● **TASK**: Below are records. Find each line in them that holds the word "this" and copy it.
+++ EXTRACTED INFORMATION
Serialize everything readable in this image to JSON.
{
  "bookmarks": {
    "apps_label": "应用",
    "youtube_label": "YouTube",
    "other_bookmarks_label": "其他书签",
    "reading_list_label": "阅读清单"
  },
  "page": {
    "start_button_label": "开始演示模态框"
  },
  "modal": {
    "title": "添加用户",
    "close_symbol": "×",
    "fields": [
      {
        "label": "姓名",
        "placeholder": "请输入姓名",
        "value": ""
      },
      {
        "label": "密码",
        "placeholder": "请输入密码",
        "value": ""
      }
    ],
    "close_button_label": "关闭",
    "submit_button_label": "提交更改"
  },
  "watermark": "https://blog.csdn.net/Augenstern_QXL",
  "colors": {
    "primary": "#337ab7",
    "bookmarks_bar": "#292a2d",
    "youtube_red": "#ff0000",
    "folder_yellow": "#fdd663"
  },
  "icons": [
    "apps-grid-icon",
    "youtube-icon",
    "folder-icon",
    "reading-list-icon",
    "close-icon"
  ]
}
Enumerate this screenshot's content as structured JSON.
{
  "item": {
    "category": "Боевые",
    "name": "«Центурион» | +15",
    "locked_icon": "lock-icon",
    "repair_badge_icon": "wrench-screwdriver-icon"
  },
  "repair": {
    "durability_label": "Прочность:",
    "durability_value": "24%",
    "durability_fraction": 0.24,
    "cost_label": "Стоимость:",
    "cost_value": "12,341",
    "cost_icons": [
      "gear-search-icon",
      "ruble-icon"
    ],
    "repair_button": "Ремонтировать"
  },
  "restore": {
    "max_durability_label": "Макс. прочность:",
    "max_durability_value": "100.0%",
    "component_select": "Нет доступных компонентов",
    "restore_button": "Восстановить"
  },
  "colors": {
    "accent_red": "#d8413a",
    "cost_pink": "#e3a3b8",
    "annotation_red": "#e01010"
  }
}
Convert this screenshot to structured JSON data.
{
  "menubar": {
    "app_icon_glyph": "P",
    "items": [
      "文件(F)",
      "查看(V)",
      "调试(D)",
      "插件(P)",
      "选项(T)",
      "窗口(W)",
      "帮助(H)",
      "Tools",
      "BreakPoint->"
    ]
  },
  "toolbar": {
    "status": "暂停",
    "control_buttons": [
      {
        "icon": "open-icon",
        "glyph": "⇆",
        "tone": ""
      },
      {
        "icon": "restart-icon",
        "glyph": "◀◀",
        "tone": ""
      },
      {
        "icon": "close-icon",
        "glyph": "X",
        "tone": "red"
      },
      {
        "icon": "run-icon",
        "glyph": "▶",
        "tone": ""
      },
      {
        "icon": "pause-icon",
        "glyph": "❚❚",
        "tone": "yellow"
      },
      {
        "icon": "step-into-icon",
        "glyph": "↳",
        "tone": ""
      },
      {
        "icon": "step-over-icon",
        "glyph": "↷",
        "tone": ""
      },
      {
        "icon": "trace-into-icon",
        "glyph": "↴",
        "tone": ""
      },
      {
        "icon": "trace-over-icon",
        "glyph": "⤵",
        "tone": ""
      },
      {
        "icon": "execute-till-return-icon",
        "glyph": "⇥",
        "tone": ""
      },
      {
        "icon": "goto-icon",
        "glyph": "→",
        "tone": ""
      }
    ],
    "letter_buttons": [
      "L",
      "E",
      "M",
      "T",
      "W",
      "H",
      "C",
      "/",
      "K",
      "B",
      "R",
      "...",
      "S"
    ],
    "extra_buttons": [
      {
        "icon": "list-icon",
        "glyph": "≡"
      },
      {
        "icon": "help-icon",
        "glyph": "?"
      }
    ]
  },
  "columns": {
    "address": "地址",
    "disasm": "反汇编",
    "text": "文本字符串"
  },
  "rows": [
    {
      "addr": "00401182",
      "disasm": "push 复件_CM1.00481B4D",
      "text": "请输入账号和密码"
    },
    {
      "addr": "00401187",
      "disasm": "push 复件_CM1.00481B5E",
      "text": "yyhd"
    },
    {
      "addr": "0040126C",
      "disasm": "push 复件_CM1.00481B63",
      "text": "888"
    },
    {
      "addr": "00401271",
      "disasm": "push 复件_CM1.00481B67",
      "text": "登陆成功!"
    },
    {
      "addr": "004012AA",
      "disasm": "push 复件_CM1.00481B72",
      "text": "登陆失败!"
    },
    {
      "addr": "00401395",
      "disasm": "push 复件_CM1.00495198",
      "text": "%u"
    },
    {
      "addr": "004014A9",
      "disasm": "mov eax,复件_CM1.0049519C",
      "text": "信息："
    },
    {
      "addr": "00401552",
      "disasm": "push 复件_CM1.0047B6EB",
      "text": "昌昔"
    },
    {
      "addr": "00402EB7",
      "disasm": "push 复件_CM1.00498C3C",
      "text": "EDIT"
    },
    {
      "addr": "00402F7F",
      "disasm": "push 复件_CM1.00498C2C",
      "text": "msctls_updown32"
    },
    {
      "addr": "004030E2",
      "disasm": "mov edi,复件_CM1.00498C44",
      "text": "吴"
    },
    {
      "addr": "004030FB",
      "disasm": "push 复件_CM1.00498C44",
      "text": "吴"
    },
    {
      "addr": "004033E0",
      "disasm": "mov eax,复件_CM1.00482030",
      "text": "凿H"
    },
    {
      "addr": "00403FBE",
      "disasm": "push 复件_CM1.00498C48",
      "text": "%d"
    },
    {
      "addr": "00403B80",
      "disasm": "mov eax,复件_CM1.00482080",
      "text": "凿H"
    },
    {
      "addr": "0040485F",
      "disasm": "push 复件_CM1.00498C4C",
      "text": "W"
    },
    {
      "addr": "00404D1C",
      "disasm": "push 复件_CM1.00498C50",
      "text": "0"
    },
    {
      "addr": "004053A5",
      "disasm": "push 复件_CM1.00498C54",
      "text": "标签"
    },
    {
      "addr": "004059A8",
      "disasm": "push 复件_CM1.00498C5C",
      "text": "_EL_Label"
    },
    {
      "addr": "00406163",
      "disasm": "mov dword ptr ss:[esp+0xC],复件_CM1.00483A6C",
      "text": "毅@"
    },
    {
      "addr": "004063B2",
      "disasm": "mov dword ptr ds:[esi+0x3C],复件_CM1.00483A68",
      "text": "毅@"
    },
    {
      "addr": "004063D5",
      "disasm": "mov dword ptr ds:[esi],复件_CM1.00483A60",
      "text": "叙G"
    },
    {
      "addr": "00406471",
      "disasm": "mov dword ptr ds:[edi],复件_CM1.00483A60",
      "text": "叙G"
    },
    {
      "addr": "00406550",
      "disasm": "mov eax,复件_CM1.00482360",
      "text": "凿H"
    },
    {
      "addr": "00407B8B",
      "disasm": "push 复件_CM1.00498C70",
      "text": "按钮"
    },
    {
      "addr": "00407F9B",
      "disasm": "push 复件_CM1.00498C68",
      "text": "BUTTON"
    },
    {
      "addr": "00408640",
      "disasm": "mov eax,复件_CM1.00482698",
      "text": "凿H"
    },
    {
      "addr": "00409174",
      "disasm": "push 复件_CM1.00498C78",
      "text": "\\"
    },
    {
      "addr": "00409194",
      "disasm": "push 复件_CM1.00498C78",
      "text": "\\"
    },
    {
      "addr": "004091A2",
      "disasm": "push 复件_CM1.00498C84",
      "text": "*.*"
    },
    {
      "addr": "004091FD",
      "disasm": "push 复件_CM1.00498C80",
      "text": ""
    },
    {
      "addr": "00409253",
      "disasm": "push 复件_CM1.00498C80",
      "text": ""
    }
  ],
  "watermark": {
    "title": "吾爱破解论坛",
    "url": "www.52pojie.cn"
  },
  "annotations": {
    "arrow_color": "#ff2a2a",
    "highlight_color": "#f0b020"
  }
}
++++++
● **SOLUTION BELOW**:
Serialize everything readable in this image to JSON.
Enumerate this screenshot's content as structured JSON.
Convert this screenshot to structured JSON data.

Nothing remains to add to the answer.